Nemesis is quite bendy and balanced due to all of his ball joints. Shoulders, elbows, hips, and knees all have a great range of motion; the only slightly hindered joint is the shoulder, which can be alleviated by flipping up the top portion of the shoulder a bit. Honestly I can't think of another reason for the shoulder to be designed like that, and it works well enough. The neck and torso swivel too, giving Nemesis a great deal of movement for positioning. Even though Nemesis has a slight backpack, the joints are stiff and the weight is well distributed, allowing for good balance.
For a small price and a small figure, Nemesis Prime is a worthwhile use of your money. He's easy and fun to transform, well balanced and articulated, and has a weapon he can wield in a couple different ways. As a toy and a display piece, Nemesis Prime & Spinister won't disappoint.
Marks out of ten for the following:
8. Surprising how much this transformation is like Voyager class Classics Prime. It's enjoyable, not frustrating at all, but complex enough for a little guy.
8.5. I suppose some joints could wear over time, and Spinister's blades could break easily. Overall quite stout.
9. I really like these new Legends class figures. For a cheap price you get a well articulated figure that poses well and looks good. Throw in (or throw away?) a mini-con with a couple passable modes, and you have a nice combination of fun for the money.
9. If you're bugged by the size class, he won't fit into your collection. For what he is, he looks great, the paint applications are done well, and the color combination is fantastic. I think the mold design fits Nemesis better than Optimus.
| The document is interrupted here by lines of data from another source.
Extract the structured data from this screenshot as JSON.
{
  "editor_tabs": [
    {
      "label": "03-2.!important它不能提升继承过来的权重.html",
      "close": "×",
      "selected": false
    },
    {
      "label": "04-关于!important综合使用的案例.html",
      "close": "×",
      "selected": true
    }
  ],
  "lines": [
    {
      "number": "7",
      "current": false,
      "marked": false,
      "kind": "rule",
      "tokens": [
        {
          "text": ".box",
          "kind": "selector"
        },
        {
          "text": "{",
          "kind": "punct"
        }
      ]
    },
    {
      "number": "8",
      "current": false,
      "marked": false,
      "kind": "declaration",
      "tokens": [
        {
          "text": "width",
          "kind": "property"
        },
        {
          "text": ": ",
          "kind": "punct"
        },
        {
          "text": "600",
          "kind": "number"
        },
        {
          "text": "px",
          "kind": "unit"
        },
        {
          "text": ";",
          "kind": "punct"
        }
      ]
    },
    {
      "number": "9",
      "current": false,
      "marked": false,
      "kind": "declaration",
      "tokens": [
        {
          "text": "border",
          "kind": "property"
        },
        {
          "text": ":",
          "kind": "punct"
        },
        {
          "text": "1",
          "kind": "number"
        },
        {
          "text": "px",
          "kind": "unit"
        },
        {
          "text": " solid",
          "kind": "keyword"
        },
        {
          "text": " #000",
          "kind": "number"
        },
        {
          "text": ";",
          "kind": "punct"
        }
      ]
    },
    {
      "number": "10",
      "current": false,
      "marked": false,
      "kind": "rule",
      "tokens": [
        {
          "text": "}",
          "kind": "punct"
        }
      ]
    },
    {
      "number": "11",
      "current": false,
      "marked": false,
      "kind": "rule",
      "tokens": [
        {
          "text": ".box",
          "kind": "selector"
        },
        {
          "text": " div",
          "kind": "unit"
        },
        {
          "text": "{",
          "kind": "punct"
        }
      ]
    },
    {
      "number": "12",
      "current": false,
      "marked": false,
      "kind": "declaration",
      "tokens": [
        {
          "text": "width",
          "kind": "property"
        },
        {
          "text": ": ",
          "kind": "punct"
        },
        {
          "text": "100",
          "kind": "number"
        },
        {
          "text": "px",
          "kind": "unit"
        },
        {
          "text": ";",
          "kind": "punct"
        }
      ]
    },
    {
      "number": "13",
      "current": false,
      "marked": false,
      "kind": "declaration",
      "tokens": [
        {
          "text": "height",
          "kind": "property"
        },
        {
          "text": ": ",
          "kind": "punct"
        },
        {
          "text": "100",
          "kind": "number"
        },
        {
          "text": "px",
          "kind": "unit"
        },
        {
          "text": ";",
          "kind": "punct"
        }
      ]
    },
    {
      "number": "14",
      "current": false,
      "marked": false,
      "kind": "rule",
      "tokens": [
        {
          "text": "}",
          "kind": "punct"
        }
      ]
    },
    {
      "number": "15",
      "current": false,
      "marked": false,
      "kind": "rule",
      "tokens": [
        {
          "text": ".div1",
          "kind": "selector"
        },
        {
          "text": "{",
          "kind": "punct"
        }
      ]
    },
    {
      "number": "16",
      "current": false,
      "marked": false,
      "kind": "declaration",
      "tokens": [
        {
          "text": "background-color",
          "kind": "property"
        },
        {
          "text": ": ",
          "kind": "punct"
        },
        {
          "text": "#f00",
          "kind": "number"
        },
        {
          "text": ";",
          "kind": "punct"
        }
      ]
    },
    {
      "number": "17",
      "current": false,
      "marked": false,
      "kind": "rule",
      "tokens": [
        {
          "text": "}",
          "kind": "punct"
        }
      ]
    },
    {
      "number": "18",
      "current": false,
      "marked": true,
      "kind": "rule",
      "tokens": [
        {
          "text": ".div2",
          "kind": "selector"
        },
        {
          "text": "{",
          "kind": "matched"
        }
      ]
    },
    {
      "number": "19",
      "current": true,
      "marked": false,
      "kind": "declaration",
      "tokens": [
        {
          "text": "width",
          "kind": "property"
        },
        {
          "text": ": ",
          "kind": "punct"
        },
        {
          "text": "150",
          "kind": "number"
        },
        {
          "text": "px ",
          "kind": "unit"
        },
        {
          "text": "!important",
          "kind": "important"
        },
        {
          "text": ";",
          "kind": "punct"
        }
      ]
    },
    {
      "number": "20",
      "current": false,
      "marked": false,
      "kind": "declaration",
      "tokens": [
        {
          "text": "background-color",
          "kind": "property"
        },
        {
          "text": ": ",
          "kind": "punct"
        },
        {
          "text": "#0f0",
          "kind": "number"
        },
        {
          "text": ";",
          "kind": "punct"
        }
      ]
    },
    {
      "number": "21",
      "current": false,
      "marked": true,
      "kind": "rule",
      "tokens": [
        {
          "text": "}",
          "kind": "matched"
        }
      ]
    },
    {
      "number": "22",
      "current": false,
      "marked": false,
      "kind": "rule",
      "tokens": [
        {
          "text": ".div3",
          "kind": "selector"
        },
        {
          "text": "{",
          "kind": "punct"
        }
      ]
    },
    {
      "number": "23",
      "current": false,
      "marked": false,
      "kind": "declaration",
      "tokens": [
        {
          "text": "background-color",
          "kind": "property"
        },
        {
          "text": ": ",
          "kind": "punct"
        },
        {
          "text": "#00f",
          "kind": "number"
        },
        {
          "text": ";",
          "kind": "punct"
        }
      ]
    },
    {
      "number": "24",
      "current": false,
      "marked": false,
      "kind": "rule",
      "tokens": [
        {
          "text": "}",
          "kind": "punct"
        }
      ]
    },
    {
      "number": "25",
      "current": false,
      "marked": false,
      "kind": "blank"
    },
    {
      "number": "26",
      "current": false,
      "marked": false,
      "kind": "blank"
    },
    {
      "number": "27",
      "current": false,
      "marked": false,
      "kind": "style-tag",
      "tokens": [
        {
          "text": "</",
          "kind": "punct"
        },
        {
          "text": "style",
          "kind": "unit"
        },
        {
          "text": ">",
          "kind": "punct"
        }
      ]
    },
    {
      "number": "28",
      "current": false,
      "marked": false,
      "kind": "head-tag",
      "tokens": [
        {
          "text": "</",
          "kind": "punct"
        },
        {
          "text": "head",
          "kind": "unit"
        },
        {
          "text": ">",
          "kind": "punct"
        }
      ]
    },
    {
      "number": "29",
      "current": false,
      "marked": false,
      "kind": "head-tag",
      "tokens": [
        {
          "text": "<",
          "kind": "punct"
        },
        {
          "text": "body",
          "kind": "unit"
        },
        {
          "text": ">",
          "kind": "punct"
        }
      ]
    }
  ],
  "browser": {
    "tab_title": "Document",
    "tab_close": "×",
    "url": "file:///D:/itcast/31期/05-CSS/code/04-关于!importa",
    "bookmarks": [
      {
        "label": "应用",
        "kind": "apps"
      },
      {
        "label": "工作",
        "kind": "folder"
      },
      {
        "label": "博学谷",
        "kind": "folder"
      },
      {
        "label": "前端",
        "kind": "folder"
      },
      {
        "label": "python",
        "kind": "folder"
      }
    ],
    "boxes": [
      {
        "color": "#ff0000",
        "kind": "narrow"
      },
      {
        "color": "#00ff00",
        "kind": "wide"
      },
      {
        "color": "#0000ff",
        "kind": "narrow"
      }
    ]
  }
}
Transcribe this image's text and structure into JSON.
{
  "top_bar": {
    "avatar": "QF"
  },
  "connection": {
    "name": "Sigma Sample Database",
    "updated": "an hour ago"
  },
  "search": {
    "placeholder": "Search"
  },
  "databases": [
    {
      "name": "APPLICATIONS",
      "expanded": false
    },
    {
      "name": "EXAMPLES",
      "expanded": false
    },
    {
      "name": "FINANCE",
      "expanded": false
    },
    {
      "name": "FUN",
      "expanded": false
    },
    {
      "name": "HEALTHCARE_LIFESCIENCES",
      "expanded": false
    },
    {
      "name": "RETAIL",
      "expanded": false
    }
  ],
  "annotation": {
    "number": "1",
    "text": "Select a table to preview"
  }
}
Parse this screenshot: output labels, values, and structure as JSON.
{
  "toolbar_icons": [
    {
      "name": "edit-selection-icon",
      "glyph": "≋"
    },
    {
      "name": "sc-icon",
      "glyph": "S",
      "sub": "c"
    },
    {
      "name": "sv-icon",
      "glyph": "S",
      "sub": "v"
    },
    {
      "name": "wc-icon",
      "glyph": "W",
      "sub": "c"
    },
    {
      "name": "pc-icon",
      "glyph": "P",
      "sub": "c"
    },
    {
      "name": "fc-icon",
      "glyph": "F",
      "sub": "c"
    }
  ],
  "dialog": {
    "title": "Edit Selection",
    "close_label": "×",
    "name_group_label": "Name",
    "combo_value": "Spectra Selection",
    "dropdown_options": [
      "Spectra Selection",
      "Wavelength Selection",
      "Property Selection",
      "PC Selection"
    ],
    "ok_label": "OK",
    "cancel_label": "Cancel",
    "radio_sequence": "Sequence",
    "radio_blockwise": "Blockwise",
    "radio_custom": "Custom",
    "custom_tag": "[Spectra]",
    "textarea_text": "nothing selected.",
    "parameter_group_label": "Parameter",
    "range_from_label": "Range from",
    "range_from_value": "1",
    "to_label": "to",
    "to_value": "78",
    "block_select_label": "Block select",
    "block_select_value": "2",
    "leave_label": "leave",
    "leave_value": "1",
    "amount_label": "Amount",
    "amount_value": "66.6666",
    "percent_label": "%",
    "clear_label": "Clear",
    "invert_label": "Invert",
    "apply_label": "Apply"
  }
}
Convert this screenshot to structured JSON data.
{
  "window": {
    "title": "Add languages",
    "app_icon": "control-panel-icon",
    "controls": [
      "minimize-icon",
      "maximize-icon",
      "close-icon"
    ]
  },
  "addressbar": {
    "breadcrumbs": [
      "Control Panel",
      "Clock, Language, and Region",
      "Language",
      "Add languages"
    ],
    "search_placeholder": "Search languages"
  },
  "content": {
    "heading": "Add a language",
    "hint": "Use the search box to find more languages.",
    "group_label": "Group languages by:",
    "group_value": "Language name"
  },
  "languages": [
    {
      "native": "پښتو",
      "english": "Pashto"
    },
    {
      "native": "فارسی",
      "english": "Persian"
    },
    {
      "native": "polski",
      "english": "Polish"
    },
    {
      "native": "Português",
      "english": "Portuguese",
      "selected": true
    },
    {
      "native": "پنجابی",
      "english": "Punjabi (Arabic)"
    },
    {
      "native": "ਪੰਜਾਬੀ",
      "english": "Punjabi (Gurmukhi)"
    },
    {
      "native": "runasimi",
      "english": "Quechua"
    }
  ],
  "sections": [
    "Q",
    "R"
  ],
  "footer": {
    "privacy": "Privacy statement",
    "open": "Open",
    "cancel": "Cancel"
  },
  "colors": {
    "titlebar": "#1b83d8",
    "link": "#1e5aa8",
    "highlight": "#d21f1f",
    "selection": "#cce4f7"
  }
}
9. Pretty good ball joints around, especially for the Legends class. The shoulders are a tiny bit cramped, but that can be alleviated by flipping the tops up.
7.5. Prices have increased across the board. Legends figures that used to be $5 are now $10 USD, with a mini-con. The inclusion of the mini-con surely bumps this into the $10 price point, but it could have easily been left out and Nemesis sold as is for $7-8. Still good for the money, IMO.
8.5. Nemesis Prime is a great pick up. Articulate, a good paint job, and an added mini-con for a bit of fun. There really isn't any incredible
reason to hunt him down, but you won't be disappointed in Nemesis Prime if you buy him.